A note on how Target sent ads and coupons to expectant mothers without making them upset:

“We have the capacity to send every customer an ad booklet, specifically designed for them, that says, ‘Here’s everything you bought last week and a coupon for it,’ ” one Target executive told me. “We do that for grocery products all the time.” But for pregnant women, Target’s goal was selling them baby items they didn’t even know they needed yet.

“With the pregnancy products, though, we learned that some women react badly,” the executive said. “Then we started mixing in all these ads for things we knew pregnant women would never buy, so the baby ads looked random. We’d put an ad for a lawn mower next to diapers. We’d put a coupon for wineglasses next to infant clothes. That way, it looked like all the products were chosen by chance.

The conclusion is startling: your favorite department store will be (if it isn’t already) sending you coupons for products you desire before you even know you want them…

Walking through Doorways and Forgetting

This is one of the more interesting studies I’ve come across this year:

A new study led by Gabriel Radvansky shows that the simple act of walking through a doorway creates a new memory episode, thereby making it more difficult to recall information pertaining to an experience in the room that’s just been left behind.

Dozens of participants used computer keys to navigate through a virtual reality environment presented on a TV screen. The virtual world contained 55 rooms, some large, some small. Small rooms contained one table; large rooms contained two: one at each end. When participants first encountered a table, there was an object on it that they picked up (once carried, objects could no longer be seen). At the next table, they deposited the object they were carrying at one end and picked up a new object at the other. And on the participants went. Frequent tests of memory came either on entering a new room through an open doorway, or after crossing halfway through a large room. An object was named on-screen and the participants had to recall if it was either the object they were currently carrying or the one they’d just set down.
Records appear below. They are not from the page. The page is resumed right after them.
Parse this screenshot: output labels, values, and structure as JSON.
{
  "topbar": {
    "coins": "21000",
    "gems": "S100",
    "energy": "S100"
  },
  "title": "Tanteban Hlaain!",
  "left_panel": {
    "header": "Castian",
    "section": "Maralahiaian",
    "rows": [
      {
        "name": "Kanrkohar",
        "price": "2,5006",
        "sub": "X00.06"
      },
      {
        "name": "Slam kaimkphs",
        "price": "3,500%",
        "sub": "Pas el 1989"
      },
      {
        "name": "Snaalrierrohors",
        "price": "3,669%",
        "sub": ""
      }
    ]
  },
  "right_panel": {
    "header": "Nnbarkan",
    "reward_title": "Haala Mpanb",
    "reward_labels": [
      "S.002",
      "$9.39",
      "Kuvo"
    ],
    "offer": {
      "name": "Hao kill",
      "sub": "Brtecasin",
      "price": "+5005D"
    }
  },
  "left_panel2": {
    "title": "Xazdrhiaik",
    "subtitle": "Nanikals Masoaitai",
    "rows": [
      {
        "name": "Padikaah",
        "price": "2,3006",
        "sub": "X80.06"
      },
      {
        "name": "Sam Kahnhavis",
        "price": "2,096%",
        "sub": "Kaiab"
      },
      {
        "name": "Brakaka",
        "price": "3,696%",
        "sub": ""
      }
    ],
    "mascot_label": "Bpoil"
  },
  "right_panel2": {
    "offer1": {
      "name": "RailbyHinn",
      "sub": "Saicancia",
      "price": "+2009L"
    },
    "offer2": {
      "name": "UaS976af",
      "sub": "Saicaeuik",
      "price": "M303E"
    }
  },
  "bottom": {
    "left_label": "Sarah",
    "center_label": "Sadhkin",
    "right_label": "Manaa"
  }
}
The key finding is that memory performance was poorer after travelling through an open doorway, compared with covering the same distance within the same room. “Walking through doorways serves as an event boundary, thereby initiating the updating of one’s event model [i.e. the creation of a new episode in memory]” the researchers said.

But what if this result was only found because of the simplistic virtual reality environment? In a second study, Radvansky and his collaborators created a real-life network of rooms with tables and objects. Participants passed through this real environment picking up and depositing objects as they went, and again their memory was tested occasionally for what they were carrying (hidden from view in a box) or had most recently deposited. The effect of doorways was replicated. Participants were more likely to make memory errors after they’d passed through a doorway than after they’d travelled the same distance in a single room.

Another interpretation of the findings is that they have nothing to do with the boundary effect of a doorway, but more to do with the memory enhancing effect of context (the basic idea being that we find it easier to recall memories in the context that we first stored them). By this account, memory is superior when participants remain in the same room because that room is the same place that their memory for the objects was first encoded.

The full paper is here. I am not entirely convinced the effect is causal, but I certainly believe there is a relationship between the walking through a doorway and forgetting. In fact, one of the superstitions that I’ve heard since childhood is that if I have forgotten something, I should turn around and return to the place where I last remembered it. That often involved passing from one room to another via a doorway.